The exhibition in Los Angeles is organized by the J. Paul Getty Museum, the Fondazione Palazzo Strozzi in Florence and the National Gallery of Art in Washington, with the participation of the Tuscany’s directorate general for archaeology and it represents one of the largest expositions of this kind.

National Museum of Georgia is temporary housing of the statue, but as soon as Otar Lordkipanidze Vani Museum-Reserve will finish its large scale reconstruction works in 2016 the bronze torso of a youth will be returned at the original place.

 

 

 

Georgian National Museum currently takes part in one of the most important international cultural event. From 14 March to 21 June 2015, Palazzo Strozzi in Florence is hosting a major exhibition entitled “Power and Pathos”. Bronze Sculpture of the Hellenistic World, devised and produced in conjunction with the J. Paul Getty Museum in Los Angeles, the National Gallery of Art in Washington and the Soprintendenza per i Beni Archeologici della Toscana, Tuscany’s directorate general for archaeology.  The exhibition showcases a host of outstanding examples of bronze sculpture to tell the story of the spectacular artistic developments of the Hellenistic era (4th to 1st centuries BCE).

The exhibition hosts some of the most important masterpieces of the ancient world from many of the world’s leading archaeological museums including the British Museum in London, the Metropolitan Museum of Art in New York, the Galleria degli Uffizi and the Museo Archeologico Nazionale in Florence, the Museo Archeologico Nazionale in Naples, the National Archaeological Museum in Athens, the Musée du Louvre in Paris, the Vatican Museums and the Georgian National Museum, which  represented bronze torso of a youth dated 2nd – 1st century BC, discovered in Vani settlement (Georgia).

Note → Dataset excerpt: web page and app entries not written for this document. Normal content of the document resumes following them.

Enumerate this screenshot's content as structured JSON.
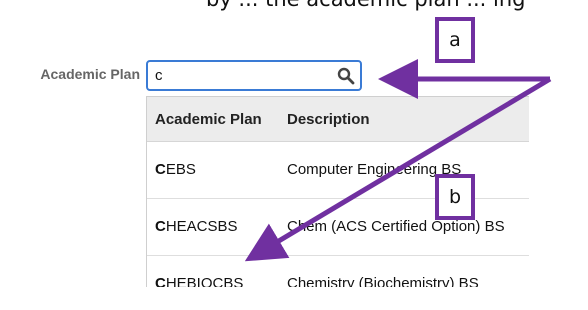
{
  "top_text_fragment": "by ... the academic plan ... ing",
  "form": {
    "label": "Academic Plan",
    "search_value": "c",
    "search_icon": "search-icon"
  },
  "dropdown": {
    "columns": [
      "Academic Plan",
      "Description"
    ],
    "rows": [
      {
        "match": "C",
        "code_rest": "EBS",
        "description": "Computer Engineering BS"
      },
      {
        "match": "C",
        "code_rest": "HEACSBS",
        "description": "Chem (ACS Certified Option) BS"
      },
      {
        "match": "C",
        "code_rest": "HEBIOCBS",
        "description": "Chemistry (Biochemistry) BS"
      }
    ]
  },
  "callouts": {
    "a": "a",
    "b": "b"
  },
  "colors": {
    "accent_purple": "#7030a0",
    "focus_blue": "#3a7bd5"
  }
}
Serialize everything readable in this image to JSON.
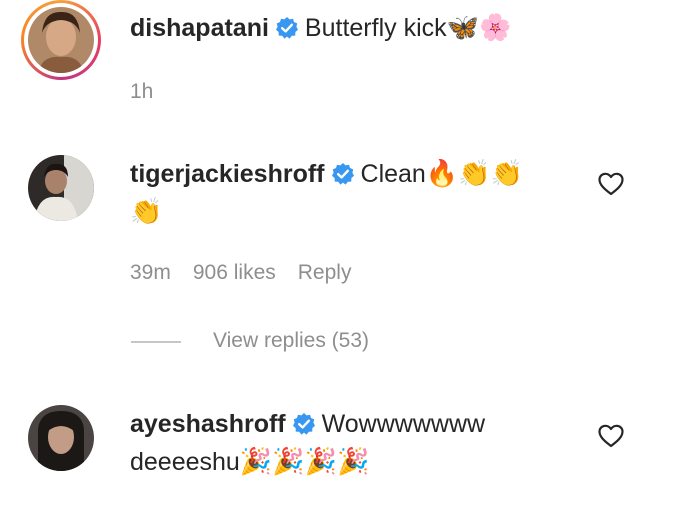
{
  "comments": [
    {
      "username": "dishapatani",
      "verified": true,
      "text": "Butterfly kick",
      "emojis": "🦋🌸",
      "time": "1h"
    },
    {
      "username": "tigerjackieshroff",
      "verified": true,
      "text": "Clean",
      "emojis_line1": "🔥👏👏",
      "emojis_line2": "👏",
      "time": "39m",
      "likes": "906 likes",
      "reply_label": "Reply",
      "view_replies": "View replies (53)"
    },
    {
      "username": "ayeshashroff",
      "verified": true,
      "text_line1": "Wowwwwwww",
      "text_line2": "deeeeshu",
      "emojis": "🎉🎉🎉🎉"
    }
  ],
  "colors": {
    "text": "#262626",
    "meta": "#8e8e8e",
    "verified": "#3897f0"
  }
}
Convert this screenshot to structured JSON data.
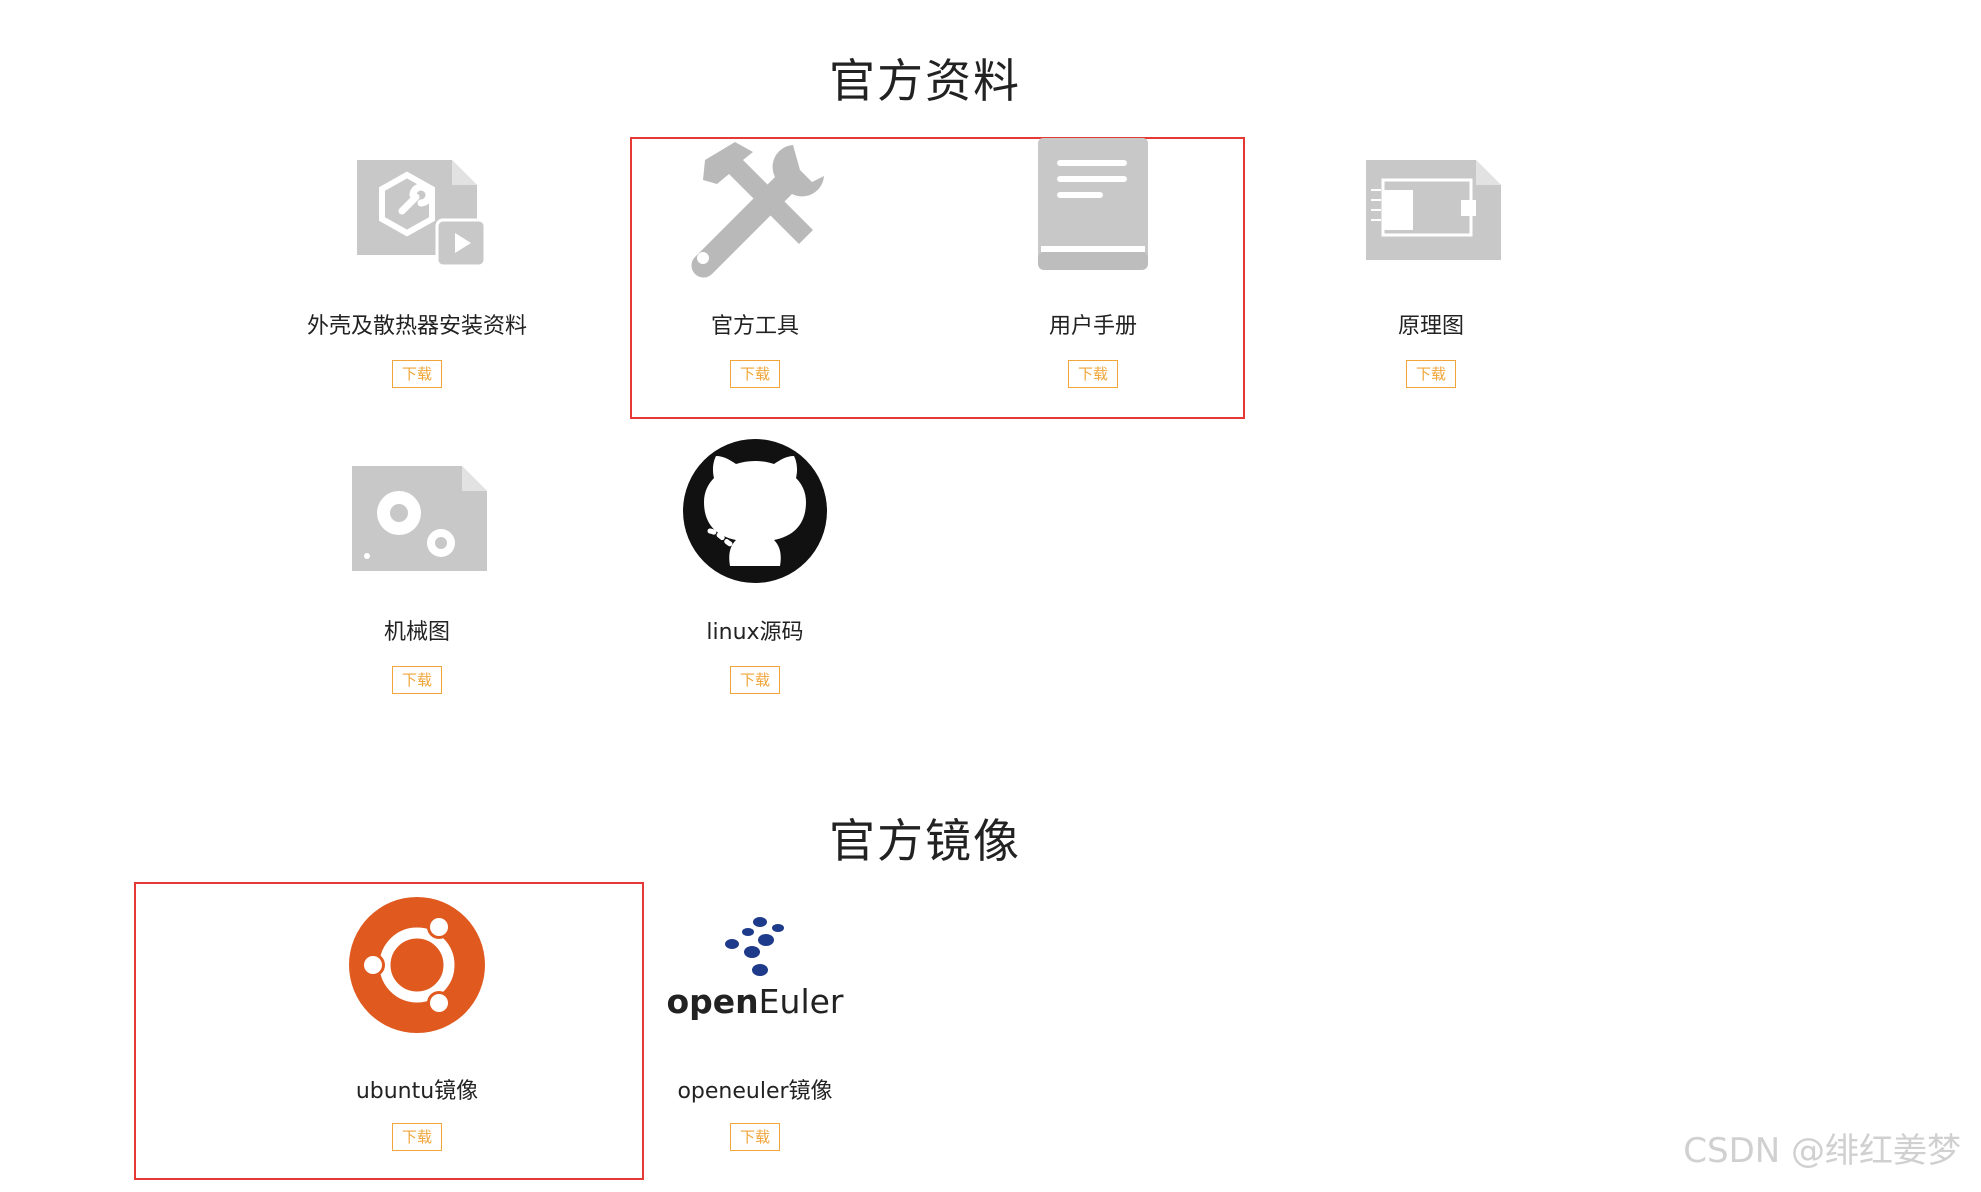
{
  "sections": {
    "docs_title": "官方资料",
    "mirrors_title": "官方镜像"
  },
  "items": {
    "shell": {
      "label": "外壳及散热器安装资料",
      "download": "下载"
    },
    "tools": {
      "label": "官方工具",
      "download": "下载"
    },
    "manual": {
      "label": "用户手册",
      "download": "下载"
    },
    "schematic": {
      "label": "原理图",
      "download": "下载"
    },
    "mechanical": {
      "label": "机械图",
      "download": "下载"
    },
    "linux": {
      "label": "linux源码",
      "download": "下载"
    },
    "ubuntu": {
      "label": "ubuntu镜像",
      "download": "下载"
    },
    "openeuler": {
      "label": "openeuler镜像",
      "download": "下载",
      "logo_text_open": "open",
      "logo_text_euler": "Euler"
    }
  },
  "colors": {
    "accent": "#f0a63a",
    "highlight": "#e53935",
    "icon_gray": "#c8c8c8",
    "ubuntu": "#e05a1f",
    "openeuler": "#1e3a8a"
  },
  "watermark": "CSDN @绯红姜梦"
}
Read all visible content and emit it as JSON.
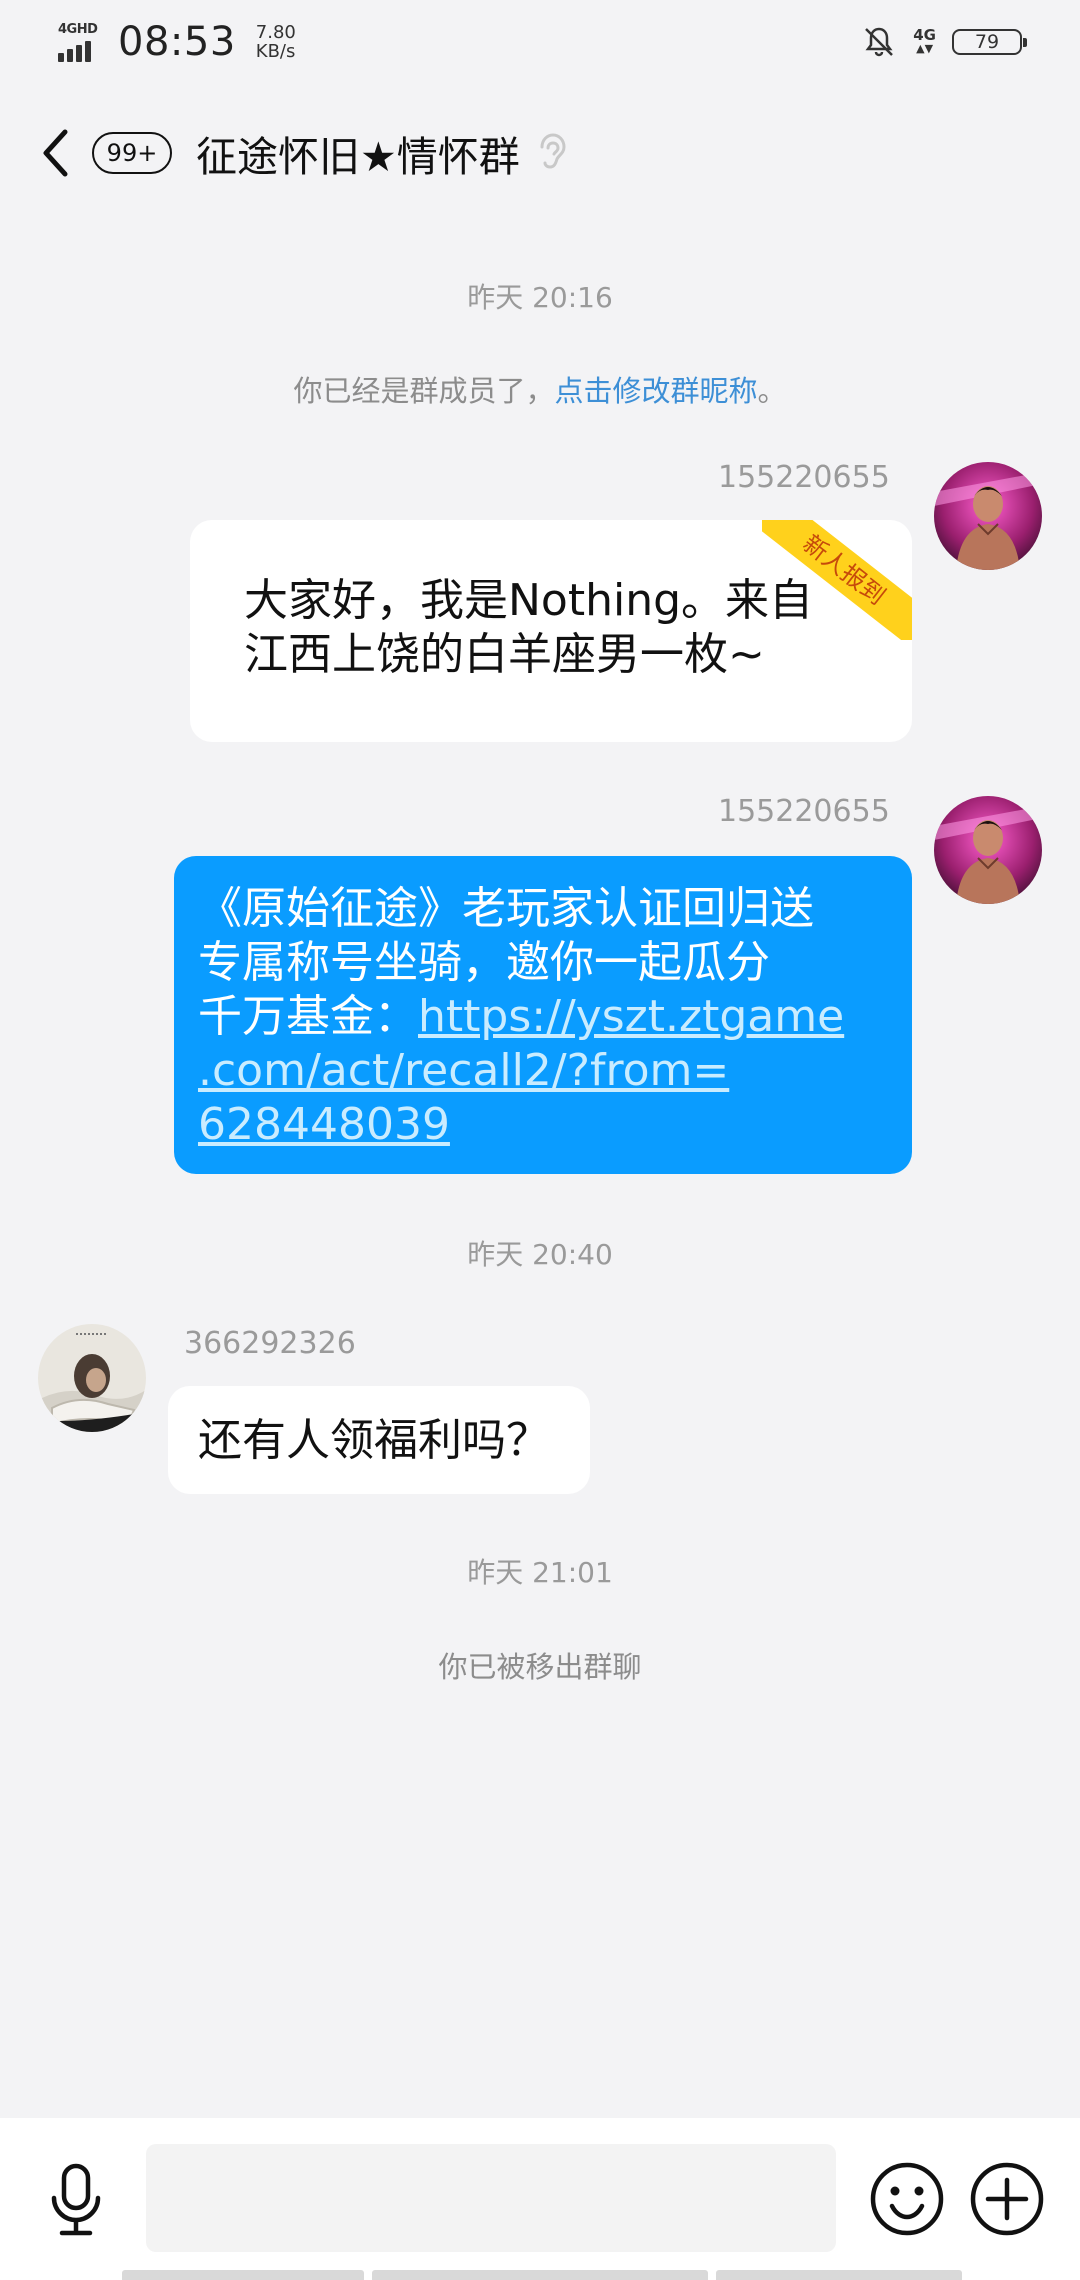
{
  "status_bar": {
    "network_type": "4GHD",
    "time": "08:53",
    "speed_value": "7.80",
    "speed_unit": "KB/s",
    "mobile_data": "4G",
    "battery": "79"
  },
  "header": {
    "unread_count": "99+",
    "title": "征途怀旧★情怀群"
  },
  "messages": {
    "ts1": "昨天 20:16",
    "sys1_text": "你已经是群成员了，",
    "sys1_link": "点击修改群昵称",
    "sys1_end": "。",
    "m1_sender": "155220655",
    "m1_badge": "新人报到",
    "m1_line1": "大家好，我是Nothing。来自",
    "m1_line2": "江西上饶的白羊座男一枚~",
    "m2_sender": "155220655",
    "m2_line1": "《原始征途》老玩家认证回归送",
    "m2_line2": "专属称号坐骑，邀你一起瓜分",
    "m2_line3": "千万基金：",
    "m2_link1": "https://yszt.ztgame",
    "m2_link2": ".com/act/recall2/?from=",
    "m2_link3": "628448039",
    "ts2": "昨天 20:40",
    "m3_sender": "366292326",
    "m3_text": "还有人领福利吗？",
    "ts3": "昨天 21:01",
    "sys2_text": "你已被移出群聊"
  },
  "input_bar": {
    "placeholder": ""
  },
  "colors": {
    "background": "#f3f3f5",
    "blue_bubble": "#0a9cff",
    "link": "#3d8fd6",
    "badge": "#ffd11c"
  }
}
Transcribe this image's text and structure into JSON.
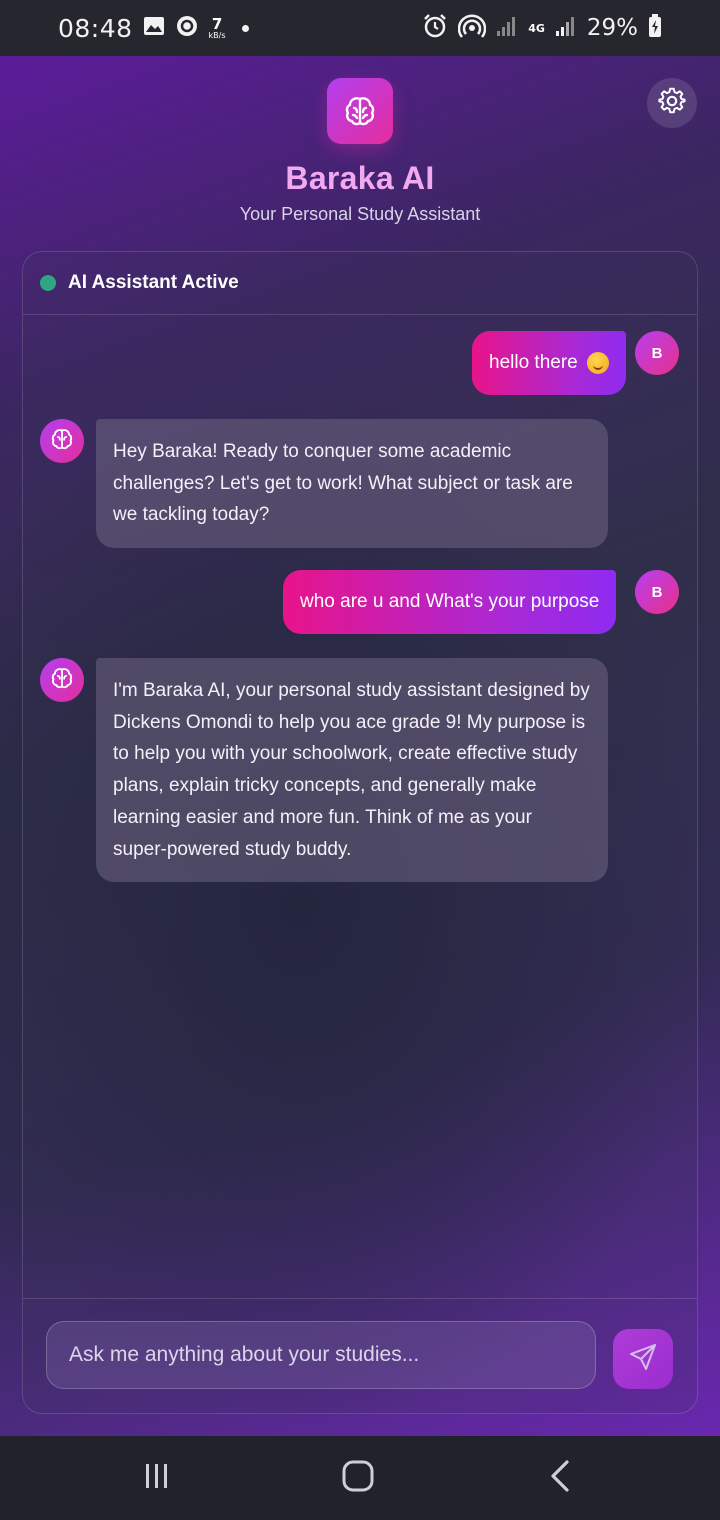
{
  "status_bar": {
    "time": "08:48",
    "speed_value": "7",
    "speed_unit": "kB/s",
    "network": "4G",
    "battery": "29%"
  },
  "header": {
    "title": "Baraka AI",
    "subtitle": "Your Personal Study Assistant"
  },
  "chat": {
    "status": "AI Assistant Active",
    "user_initial": "B",
    "messages": [
      {
        "role": "user",
        "text": "hello there"
      },
      {
        "role": "ai",
        "text": "Hey Baraka!  Ready to conquer some academic challenges? Let's get to work!  What subject or task are we tackling today?"
      },
      {
        "role": "user",
        "text": "who are u and  What's your purpose"
      },
      {
        "role": "ai",
        "text": "I'm Baraka AI, your personal study assistant designed by Dickens Omondi to help you ace grade 9!  My purpose is to help you with your schoolwork, create effective study plans, explain tricky concepts, and generally make learning easier and more fun.  Think of me as your super-powered study buddy."
      }
    ]
  },
  "input": {
    "placeholder": "Ask me anything about your studies..."
  },
  "icons": {
    "logo": "brain-icon",
    "settings": "gear-icon",
    "send": "send-icon"
  },
  "colors": {
    "accent_pink": "#e8148a",
    "accent_purple": "#8f2bf0",
    "title_pink": "#f2a9f0",
    "status_green": "#2ea680"
  }
}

Participation at the exhibition is due to the long term collaboration of Georgian National Museum and J. Paul Getty Museum. After the exhibition at Palazzo Strozzi, all exponents will be showcased at the National Gallery of Art in Washington and J. Paul Getty Museum in Los Angeles in 2016.

As soon as Georgian National Museum Otar Lordkipanidze Vani Museum-Reserve will finish its large scale reconstructive works, bronze torso of a youth will be returned at the original place.

http://museum.ge/index.php?lang_id=ENG&sec_id=72&info_id=13315

http://georgiatoday.ge/news/938/Bronze-Sculpture-Discovered-in-Georgia-Goes-on-Display-in-Los-Angeles

http://www.giacobbegiusti.com